Certain figures or motives recur: a hand or fist (or claw – there’s a ‘Giant Claw’ – returning to the 1957 D-movie idée fixe of Gronk’s lexicon – incorporated into one of the Griselda backdrops), a schematic/expressionist man’s head or form (and not infrequently, a hyperthalmic, almost explicitly ‘Picassoid’ head), the eye itself, or a quasi-constructivist flower, a schematic gabled house or bungalow (sometimes reduced to a shape like so many ‘Monopoly’ houses, and which sometimes segue to multiple bold arrows), the schematized torrent or tempest, bones, vessels, a wolf or jackal or cat head (enumerating them, I feel as if I’m returning to that ‘hieroglyphic’ domain of my own childhood encounters with mythology), a serpent or serpentine shape, a bird silhouette so streamlined that it’s practically a character (and abstract, feathery lines that reinforce this notion of flight) – all folded and multiplied into a mesh of Twombly-esque graffiti and abstracted shapes. And then there’s the recurring avatar of ‘Tormenta’ herself, in classic black, plunging backline, robe longue and evening gloves, always turned away from us (upstage, walking off, or simply on), her gaze on a horizon line we never clearly discern; or even simply Tormenta’s back – that schematic delineation of spine and musculature framed by that classic ‘V’-line (which carries its own quasi-sexual implications).

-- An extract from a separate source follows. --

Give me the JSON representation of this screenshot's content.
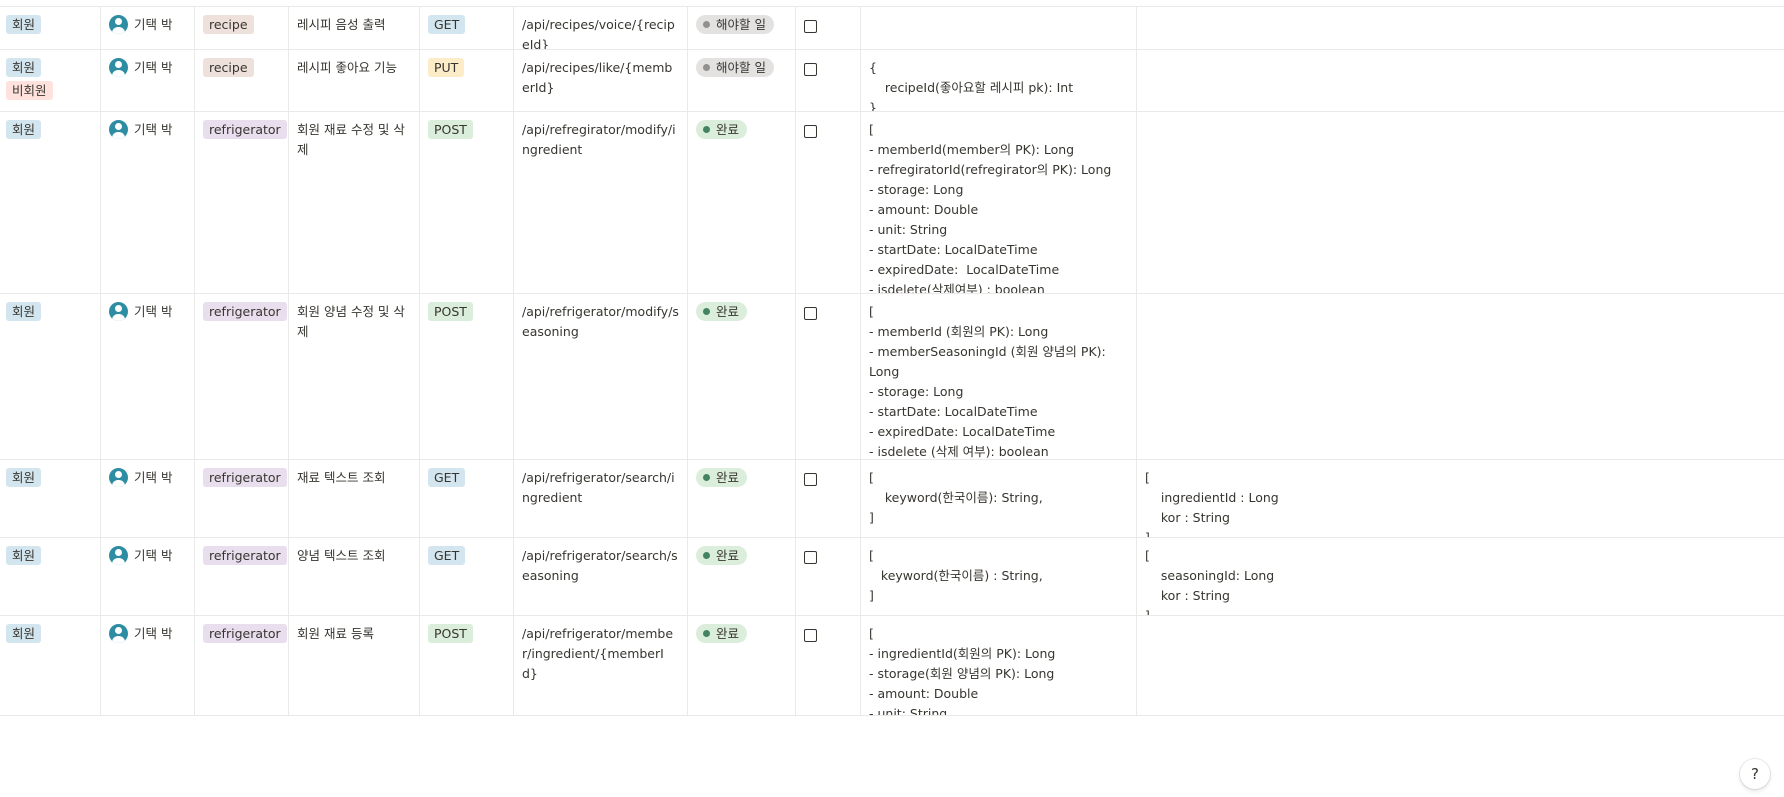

There’s a rhythm to this mesh (too loose to be called a grid) of ideograms, silhouettes and graffiti, fitting for an opera set – but it’s open to rhyming: the viewer is free to compose his/her own music to it. I loved that Gronk inserted multiples of the Tormenta icon into the Ainadamar set – obvious reference to Lorca’s muse, Margarita Xirgu; but also Lorca himself, the multiplicity of character/personae, muses, ghosts he held within himself. (Tormenta is a secret sharer always threatening disclosure.) The fragmentary, ideogrammatic quality of these images is also not accidental. It’s the painterly (and theatrical) equivalent of the hypnotic suggestion. At the opera, the orchestral (or actual) backdrop is no less important than the aria. This is the aria we have yet to sing – the unseen horizon line Tormenta will never lead us to – composed out of the mesh of memory and suggestion and the rhythms and rhymes that texture and punctuate our lives. Nor is it incidental that Gronk carries this ideogrammatic, fragmentary approach into his daily studio practice. Gronk frequently begins his day in the studio with a coffeeshop coffee or espresso, the cup or cardboard container for which becomes the surface of his first drawing, figure, expression of the day. Even the insulating sleeve becomes a surface for expressive play – wakening libation becoming the vessel of awakening: Let us begin.